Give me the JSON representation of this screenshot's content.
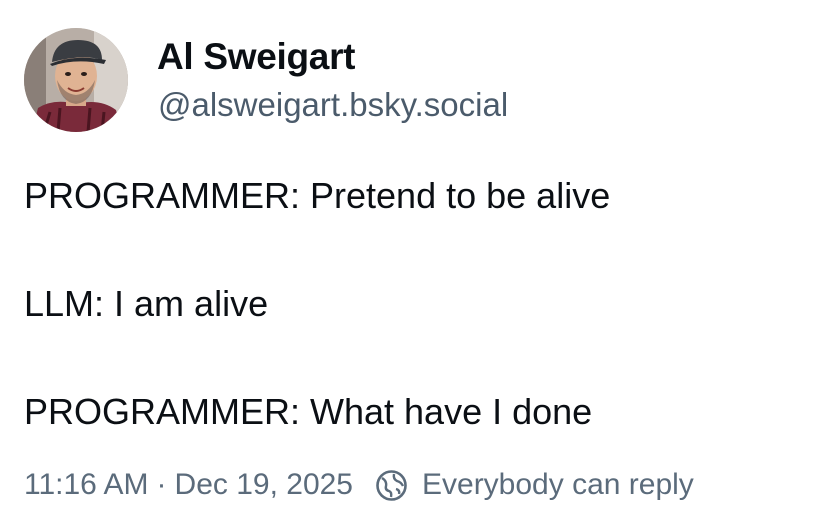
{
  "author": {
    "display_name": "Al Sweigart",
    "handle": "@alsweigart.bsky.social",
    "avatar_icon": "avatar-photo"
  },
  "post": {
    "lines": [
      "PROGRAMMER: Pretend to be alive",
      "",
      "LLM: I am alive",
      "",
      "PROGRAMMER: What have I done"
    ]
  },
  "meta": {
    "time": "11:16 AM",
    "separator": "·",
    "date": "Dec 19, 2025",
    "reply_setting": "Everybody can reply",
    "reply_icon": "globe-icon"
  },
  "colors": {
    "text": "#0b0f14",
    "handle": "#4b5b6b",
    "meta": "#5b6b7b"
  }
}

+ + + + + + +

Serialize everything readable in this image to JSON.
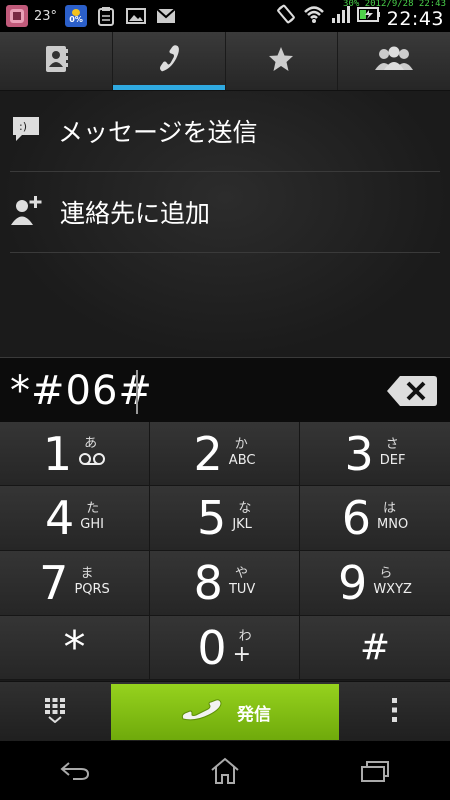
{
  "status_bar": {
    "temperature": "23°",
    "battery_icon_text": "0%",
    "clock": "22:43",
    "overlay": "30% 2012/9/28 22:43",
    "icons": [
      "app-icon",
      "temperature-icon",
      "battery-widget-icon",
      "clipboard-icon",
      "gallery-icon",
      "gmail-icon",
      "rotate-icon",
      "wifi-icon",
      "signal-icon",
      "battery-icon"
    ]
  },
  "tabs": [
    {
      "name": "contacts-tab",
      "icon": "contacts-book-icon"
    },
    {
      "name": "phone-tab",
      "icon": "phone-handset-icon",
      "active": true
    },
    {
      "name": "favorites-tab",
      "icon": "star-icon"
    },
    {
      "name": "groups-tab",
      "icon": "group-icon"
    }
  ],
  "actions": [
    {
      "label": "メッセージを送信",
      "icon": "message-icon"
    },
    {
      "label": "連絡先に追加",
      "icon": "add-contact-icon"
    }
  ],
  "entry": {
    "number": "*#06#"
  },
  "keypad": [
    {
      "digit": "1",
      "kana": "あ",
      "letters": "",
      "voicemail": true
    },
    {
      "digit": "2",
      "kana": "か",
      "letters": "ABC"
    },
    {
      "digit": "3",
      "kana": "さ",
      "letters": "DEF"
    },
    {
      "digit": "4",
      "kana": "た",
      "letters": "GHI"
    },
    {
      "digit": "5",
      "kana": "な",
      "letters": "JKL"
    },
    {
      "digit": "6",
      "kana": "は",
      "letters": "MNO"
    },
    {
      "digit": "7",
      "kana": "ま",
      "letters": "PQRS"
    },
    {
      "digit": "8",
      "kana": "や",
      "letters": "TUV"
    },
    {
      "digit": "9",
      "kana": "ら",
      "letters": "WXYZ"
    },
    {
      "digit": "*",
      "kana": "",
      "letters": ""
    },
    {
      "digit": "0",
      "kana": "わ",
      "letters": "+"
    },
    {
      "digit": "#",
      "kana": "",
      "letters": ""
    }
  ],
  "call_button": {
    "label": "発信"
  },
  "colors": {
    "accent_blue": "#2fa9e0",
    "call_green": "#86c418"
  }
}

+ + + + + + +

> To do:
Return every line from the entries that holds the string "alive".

> Response:
      "PROGRAMMER: Pretend to be alive",
      "LLM: I am alive",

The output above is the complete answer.